What is needed —
Reproduce the entries below in full, word for word.

Provided data —
--- START ---

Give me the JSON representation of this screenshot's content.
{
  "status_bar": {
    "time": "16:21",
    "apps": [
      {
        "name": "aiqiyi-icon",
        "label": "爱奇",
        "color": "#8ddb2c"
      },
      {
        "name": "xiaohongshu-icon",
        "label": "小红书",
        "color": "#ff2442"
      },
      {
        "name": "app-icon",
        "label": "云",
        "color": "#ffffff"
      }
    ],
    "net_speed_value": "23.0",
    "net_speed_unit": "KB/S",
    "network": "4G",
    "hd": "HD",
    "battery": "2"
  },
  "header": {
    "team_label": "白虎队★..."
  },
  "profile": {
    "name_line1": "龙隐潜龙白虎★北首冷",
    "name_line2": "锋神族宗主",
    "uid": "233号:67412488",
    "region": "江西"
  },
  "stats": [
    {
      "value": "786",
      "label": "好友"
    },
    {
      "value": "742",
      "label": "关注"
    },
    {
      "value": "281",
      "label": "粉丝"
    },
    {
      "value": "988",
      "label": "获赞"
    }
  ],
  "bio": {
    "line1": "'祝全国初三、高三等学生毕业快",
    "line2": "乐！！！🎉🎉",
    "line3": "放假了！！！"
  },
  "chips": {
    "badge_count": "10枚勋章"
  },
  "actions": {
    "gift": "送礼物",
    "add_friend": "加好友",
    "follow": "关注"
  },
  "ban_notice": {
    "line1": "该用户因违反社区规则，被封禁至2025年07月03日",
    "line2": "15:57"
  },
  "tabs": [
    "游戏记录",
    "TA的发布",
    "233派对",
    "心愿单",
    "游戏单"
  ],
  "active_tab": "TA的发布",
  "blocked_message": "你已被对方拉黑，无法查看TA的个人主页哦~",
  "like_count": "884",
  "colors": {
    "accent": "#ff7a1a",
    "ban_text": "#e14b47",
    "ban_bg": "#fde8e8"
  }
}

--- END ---

Response for this exercise —
Give me the JSON representation of this screenshot's content.
{
  "status_bar": {
    "time": "16:21",
    "apps": [
      {
        "name": "aiqiyi-icon",
        "label": "爱奇",
        "color": "#8ddb2c"
      },
      {
        "name": "xiaohongshu-icon",
        "label": "小红书",
        "color": "#ff2442"
      },
      {
        "name": "app-icon",
        "label": "云",
        "color": "#ffffff"
      }
    ],
    "net_speed_value": "23.0",
    "net_speed_unit": "KB/S",
    "network": "4G",
    "hd": "HD",
    "battery": "2"
  },
  "header": {
    "team_label": "白虎队★..."
  },
  "profile": {
    "name_line1": "龙隐潜龙白虎★北首冷",
    "name_line2": "锋神族宗主",
    "uid": "233号:67412488",
    "region": "江西"
  },
  "stats": [
    {
      "value": "786",
      "label": "好友"
    },
    {
      "value": "742",
      "label": "关注"
    },
    {
      "value": "281",
      "label": "粉丝"
    },
    {
      "value": "988",
      "label": "获赞"
    }
  ],
  "bio": {
    "line1": "'祝全国初三、高三等学生毕业快",
    "line2": "乐！！！🎉🎉",
    "line3": "放假了！！！"
  },
  "chips": {
    "badge_count": "10枚勋章"
  },
  "actions": {
    "gift": "送礼物",
    "add_friend": "加好友",
    "follow": "关注"
  },
  "ban_notice": {
    "line1": "该用户因违反社区规则，被封禁至2025年07月03日",
    "line2": "15:57"
  },
  "tabs": [
    "游戏记录",
    "TA的发布",
    "233派对",
    "心愿单",
    "游戏单"
  ],
  "active_tab": "TA的发布",
  "blocked_message": "你已被对方拉黑，无法查看TA的个人主页哦~",
  "like_count": "884",
  "colors": {
    "accent": "#ff7a1a",
    "ban_text": "#e14b47",
    "ban_bg": "#fde8e8"
  }
}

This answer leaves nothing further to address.